(Data records for software interfaces)
Content starts
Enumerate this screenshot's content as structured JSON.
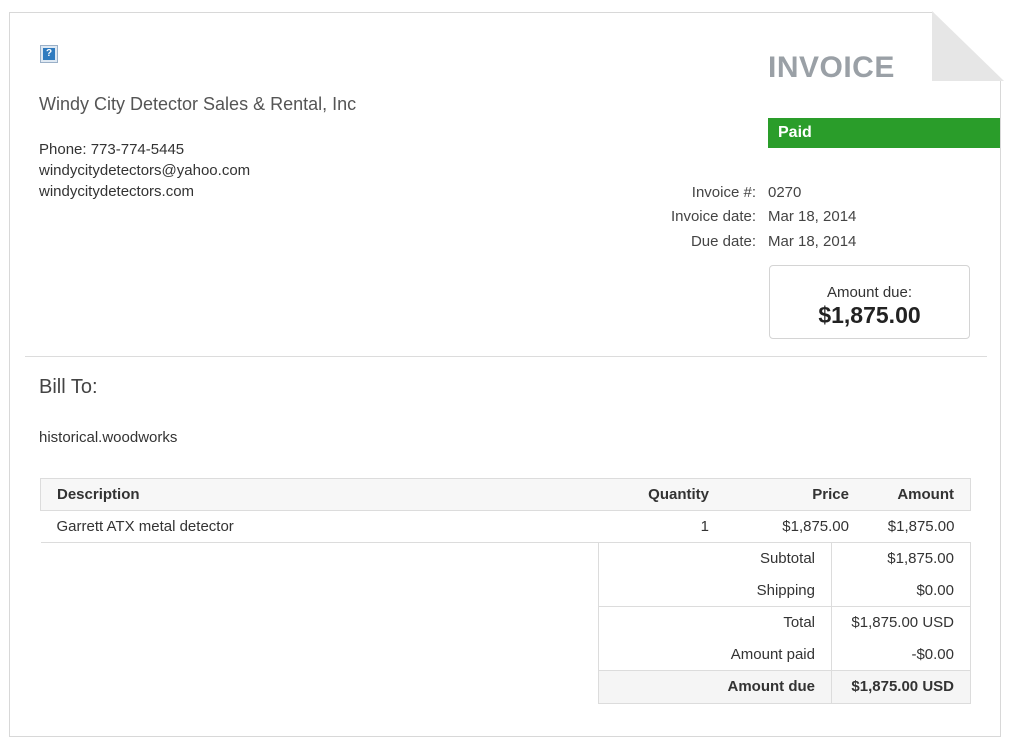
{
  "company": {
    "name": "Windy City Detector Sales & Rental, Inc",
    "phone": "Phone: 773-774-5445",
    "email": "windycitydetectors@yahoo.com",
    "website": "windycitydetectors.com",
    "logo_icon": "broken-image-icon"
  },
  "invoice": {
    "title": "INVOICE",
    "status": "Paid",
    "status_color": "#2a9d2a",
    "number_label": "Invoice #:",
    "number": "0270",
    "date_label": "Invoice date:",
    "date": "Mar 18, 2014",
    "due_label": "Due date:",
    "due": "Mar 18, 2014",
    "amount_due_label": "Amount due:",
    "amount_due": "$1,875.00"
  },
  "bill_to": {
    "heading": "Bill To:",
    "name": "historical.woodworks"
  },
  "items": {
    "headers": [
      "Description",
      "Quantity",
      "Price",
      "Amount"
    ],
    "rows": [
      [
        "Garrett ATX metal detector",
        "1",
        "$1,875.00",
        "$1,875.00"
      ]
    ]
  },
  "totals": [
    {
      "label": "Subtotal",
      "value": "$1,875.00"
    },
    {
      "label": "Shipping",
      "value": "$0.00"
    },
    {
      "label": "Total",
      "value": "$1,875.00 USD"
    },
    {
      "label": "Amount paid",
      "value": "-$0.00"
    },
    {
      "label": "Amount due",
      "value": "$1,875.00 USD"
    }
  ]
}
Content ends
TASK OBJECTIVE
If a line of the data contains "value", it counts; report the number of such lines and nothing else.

COMPLETED TASK
5